rebuked his son, and was himself murdered for his interference. Thus, in B. C. 37, came

PHRAATES IV to the throne of Parthia. Like other royal murderers, he was obliged to go

forward in the bloody path which he had chosen. One after another, his half brothers and

other relatives were assassinated. In the next place his jealousy fell upon the nobles, of

whom many were slain, and others fled. A body of them, headed by a certain Monaeses, made

their way to Antonius, and represented to him the condition of affairs in Parthia.

Monaeses besought the Roman to enter the country and support a counter-revolution in his

favor, promising in return to accept the crown at the hands of Antonius, and to hold it as

a subject of the Roman Republic.

The bait was tempting. Antonius had sufficient cause for making war on the Parthians. Time

and again they had entered and ravaged the Roman provinces in Syria and Asia Minor.

Ambition also led him on. He accordingly gathered his forces on the Euphratine frontier,

and made preparations for an invasion. Phraates, informed of these movements, took the

alarm, and sent for Monaeses to be restored 'to honor. Antonius permitted him to depart,

but sent with him an embassy, demanding of the Parthian king the restoration of the Roman

standards taken from Crassus, and the liberation of all prisoners who still survived.

These demands were not complied with, and Antonius continued his preparations for war.

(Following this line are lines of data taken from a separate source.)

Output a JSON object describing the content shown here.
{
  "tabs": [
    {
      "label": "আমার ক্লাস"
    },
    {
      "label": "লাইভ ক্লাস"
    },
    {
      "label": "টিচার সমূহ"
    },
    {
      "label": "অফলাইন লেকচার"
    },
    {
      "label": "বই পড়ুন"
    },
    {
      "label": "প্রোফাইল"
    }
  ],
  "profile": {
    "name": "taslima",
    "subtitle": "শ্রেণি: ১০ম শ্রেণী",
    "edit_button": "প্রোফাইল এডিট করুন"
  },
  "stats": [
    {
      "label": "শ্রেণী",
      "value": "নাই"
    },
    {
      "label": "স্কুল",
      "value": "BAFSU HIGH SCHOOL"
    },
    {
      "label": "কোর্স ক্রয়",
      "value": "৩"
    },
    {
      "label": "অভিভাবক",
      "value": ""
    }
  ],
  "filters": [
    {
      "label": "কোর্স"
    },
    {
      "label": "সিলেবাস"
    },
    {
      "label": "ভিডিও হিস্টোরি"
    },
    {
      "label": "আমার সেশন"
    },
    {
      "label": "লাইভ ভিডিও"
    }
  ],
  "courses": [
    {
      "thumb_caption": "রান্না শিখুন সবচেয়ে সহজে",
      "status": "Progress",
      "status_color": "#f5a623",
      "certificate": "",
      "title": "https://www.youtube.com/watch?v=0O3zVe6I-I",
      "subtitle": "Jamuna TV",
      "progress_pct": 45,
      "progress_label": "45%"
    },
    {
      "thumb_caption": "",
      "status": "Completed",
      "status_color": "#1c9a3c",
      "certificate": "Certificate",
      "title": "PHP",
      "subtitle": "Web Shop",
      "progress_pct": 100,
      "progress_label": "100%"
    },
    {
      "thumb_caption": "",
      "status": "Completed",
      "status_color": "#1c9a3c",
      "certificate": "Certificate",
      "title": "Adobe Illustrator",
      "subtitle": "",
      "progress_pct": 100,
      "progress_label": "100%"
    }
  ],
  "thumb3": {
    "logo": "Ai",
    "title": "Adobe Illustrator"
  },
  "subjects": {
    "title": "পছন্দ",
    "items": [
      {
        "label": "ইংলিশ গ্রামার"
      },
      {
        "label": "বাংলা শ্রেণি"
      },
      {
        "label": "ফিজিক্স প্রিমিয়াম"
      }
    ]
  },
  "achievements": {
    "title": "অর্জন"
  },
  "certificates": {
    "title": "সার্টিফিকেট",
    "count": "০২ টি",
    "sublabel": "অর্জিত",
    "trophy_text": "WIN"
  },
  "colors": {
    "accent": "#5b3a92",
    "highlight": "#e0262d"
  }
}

His

aggregate forces amounted to a hundred and thirteen. thousand men. The army was made up